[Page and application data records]
::::
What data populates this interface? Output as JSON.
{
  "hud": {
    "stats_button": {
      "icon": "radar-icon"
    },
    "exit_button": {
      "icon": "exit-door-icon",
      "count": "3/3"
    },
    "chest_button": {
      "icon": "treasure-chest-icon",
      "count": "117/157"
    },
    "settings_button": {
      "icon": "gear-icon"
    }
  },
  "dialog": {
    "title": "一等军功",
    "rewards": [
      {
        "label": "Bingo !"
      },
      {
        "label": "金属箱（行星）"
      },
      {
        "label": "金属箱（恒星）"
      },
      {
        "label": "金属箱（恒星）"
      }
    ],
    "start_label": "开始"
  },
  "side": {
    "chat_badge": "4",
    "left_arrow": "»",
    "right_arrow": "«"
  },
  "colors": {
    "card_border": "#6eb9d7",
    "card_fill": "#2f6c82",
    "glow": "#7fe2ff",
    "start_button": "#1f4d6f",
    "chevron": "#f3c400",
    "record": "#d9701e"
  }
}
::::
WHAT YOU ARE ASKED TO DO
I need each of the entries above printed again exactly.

ANSWER SECTION
What data populates this interface? Output as JSON.
{
  "hud": {
    "stats_button": {
      "icon": "radar-icon"
    },
    "exit_button": {
      "icon": "exit-door-icon",
      "count": "3/3"
    },
    "chest_button": {
      "icon": "treasure-chest-icon",
      "count": "117/157"
    },
    "settings_button": {
      "icon": "gear-icon"
    }
  },
  "dialog": {
    "title": "一等军功",
    "rewards": [
      {
        "label": "Bingo !"
      },
      {
        "label": "金属箱（行星）"
      },
      {
        "label": "金属箱（恒星）"
      },
      {
        "label": "金属箱（恒星）"
      }
    ],
    "start_label": "开始"
  },
  "side": {
    "chat_badge": "4",
    "left_arrow": "»",
    "right_arrow": "«"
  },
  "colors": {
    "card_border": "#6eb9d7",
    "card_fill": "#2f6c82",
    "glow": "#7fe2ff",
    "start_button": "#1f4d6f",
    "chevron": "#f3c400",
    "record": "#d9701e"
  }
}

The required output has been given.